EXERCISE PROMPT: Search the records for the string "varchar". Copy each line where it occurs.

DATA PROVIDED:
·····

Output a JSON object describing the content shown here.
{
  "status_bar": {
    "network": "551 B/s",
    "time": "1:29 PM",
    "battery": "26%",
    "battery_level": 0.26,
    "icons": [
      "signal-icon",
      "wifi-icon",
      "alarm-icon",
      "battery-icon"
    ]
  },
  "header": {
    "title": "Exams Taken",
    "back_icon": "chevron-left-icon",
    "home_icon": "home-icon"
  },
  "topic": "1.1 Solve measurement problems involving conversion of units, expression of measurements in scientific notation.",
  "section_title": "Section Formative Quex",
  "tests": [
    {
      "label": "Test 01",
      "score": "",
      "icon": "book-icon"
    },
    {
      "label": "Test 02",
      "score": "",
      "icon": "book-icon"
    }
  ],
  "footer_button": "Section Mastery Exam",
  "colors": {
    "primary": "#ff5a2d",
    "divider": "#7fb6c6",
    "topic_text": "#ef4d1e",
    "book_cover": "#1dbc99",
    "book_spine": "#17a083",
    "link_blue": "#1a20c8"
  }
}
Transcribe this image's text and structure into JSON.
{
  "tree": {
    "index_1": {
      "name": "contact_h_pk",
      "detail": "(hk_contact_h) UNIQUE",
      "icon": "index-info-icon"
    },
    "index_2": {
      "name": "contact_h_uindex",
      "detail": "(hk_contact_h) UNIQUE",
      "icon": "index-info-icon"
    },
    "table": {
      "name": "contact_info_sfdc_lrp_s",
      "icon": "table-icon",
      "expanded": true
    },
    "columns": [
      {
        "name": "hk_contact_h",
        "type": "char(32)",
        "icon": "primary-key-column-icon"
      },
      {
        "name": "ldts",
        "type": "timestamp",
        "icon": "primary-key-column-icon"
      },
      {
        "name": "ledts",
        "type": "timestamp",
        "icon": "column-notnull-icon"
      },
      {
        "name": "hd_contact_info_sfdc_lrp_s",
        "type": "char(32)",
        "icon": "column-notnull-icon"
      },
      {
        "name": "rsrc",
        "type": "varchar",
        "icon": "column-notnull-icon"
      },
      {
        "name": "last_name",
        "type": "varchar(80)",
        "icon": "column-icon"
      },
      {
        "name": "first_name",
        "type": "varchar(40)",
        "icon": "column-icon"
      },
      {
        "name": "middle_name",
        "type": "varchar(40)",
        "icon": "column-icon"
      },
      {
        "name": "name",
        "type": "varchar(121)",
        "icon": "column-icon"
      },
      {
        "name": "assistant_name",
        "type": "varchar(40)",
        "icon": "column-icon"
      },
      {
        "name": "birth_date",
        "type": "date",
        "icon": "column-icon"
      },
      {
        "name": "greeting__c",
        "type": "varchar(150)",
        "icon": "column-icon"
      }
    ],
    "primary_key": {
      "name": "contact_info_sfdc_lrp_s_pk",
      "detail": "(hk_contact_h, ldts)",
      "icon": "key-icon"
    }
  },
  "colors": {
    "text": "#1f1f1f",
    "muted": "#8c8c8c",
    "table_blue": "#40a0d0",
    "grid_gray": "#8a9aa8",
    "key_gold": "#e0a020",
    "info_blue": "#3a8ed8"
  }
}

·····

RESPONSE FOR THIS EXERCISE:
        "type": "varchar",
        "type": "varchar(80)",
        "type": "varchar(40)",
        "type": "varchar(40)",
        "type": "varchar(121)",
        "type": "varchar(40)",
        "type": "varchar(150)",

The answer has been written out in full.